Celebrations and Preparations
Celebrations (and preparations!) started at least a week ago or so. Firecrackers were lit in front of shops to ward away bad spirits, and – if you, dear reader, have been living and working in Mauritius for some time now, you’ll know – many boxes containing bountiful Chinese delights have been given and received. The unmissable treasure in these red and gold boxes is the famous ‘gâteau la cire’, a delicious cake made of rice flour, orange marmalade and sugar (‘cire’ denoting its waxy appearance, I suppose. In other parts of the world, it’s referred to as nian gao). Depending on the box, you can also find local treats such as ‘gato zorey’ (‘ear cakes’, a savoury-sweet treat). Families and friends also exchange foong pao (also known as hong bao), which are gorgeous red and gold envelopes filled with notes.

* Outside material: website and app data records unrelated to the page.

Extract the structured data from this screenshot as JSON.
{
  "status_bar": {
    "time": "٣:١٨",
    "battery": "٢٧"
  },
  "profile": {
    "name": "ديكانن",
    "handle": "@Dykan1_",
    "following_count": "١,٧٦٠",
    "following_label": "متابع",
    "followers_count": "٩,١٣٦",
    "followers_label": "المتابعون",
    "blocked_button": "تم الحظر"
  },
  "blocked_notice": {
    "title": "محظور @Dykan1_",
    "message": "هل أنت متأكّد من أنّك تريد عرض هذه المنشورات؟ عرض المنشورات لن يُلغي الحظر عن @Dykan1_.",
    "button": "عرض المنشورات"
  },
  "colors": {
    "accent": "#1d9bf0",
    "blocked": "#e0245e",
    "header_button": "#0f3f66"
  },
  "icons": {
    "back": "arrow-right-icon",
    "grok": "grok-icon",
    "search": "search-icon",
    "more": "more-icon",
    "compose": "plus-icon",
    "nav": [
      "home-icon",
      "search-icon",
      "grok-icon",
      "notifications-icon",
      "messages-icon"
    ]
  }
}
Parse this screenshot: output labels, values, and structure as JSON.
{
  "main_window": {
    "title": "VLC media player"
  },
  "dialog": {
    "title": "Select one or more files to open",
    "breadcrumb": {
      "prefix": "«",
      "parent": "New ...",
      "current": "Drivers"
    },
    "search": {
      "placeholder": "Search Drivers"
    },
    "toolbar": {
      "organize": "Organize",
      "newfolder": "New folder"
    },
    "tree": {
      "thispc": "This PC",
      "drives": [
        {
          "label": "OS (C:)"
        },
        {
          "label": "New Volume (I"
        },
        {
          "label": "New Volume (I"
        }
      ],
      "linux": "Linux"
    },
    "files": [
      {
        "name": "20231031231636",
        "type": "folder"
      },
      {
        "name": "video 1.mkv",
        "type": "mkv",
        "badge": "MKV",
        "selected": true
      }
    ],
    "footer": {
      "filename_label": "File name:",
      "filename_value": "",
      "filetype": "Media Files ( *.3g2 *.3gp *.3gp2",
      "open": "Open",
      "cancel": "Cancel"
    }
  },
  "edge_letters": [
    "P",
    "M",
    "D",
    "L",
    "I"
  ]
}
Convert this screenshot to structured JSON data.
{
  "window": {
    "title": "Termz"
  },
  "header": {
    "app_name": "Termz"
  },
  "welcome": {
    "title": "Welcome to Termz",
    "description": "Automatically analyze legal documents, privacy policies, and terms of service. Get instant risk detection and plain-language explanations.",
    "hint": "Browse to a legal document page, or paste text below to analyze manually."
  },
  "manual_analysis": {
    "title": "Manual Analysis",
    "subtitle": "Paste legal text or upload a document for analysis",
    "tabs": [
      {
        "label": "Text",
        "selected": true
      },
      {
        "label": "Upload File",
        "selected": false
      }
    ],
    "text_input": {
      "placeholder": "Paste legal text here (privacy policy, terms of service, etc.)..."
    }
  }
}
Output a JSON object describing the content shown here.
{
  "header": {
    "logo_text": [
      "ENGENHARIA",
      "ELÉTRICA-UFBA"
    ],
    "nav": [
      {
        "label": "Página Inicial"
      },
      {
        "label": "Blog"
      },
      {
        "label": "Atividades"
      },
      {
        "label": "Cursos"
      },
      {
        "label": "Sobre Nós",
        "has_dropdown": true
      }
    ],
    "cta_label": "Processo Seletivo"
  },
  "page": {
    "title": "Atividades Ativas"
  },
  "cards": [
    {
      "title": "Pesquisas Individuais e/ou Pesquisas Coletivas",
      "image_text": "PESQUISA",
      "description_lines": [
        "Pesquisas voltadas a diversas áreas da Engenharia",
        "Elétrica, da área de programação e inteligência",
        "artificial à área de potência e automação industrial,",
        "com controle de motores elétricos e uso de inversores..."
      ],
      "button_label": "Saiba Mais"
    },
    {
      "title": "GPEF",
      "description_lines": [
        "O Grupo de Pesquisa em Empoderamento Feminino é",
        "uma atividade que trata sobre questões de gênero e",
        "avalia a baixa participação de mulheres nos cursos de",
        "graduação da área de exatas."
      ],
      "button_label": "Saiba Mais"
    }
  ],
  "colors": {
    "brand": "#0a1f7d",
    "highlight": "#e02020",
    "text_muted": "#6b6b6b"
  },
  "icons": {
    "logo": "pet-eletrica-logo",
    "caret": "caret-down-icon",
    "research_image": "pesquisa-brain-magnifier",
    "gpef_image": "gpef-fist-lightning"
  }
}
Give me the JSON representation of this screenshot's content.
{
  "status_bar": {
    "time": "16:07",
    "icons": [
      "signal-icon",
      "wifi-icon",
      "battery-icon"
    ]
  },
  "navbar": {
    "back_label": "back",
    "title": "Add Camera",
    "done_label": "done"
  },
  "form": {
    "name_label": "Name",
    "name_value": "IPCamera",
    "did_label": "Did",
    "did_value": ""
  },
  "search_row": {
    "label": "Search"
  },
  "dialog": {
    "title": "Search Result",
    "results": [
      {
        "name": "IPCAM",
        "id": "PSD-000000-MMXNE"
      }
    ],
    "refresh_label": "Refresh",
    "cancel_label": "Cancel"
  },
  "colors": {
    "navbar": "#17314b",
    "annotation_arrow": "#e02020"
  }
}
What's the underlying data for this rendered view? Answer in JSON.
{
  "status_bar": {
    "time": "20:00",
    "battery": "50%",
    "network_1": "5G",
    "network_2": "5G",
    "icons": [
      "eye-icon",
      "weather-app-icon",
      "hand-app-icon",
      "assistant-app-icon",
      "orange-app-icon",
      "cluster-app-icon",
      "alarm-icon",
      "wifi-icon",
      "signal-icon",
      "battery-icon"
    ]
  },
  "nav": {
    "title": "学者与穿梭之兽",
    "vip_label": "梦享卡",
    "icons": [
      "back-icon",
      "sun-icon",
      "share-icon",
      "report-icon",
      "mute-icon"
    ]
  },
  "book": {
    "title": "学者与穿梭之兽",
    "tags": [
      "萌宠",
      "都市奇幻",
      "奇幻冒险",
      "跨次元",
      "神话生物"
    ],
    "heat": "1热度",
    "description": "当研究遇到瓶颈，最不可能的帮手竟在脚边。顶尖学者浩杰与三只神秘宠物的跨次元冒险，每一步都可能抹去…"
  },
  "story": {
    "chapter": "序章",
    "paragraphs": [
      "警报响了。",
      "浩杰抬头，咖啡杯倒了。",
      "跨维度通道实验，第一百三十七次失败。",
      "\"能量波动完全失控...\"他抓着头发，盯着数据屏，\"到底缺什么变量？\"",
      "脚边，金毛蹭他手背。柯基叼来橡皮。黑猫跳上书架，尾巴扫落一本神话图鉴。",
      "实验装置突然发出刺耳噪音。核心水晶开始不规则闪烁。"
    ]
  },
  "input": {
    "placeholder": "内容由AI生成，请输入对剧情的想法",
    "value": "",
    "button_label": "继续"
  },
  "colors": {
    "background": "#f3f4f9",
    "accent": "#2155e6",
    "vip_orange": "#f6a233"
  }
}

On the eve of Chinese New Year, families often come together for a special reunion dinner. The dishes served often have very specific meanings: fish for abundance, dumplings for wealth, noodles for longevity and so forth. At the exact time that New Year is proclaimed (no, it’s not necessarily midnight), firecrackers are lit, usually at the entrance of the family home: you’ll definitely hear them all around you and see them the next day, for the red paper residue garnishes many a street.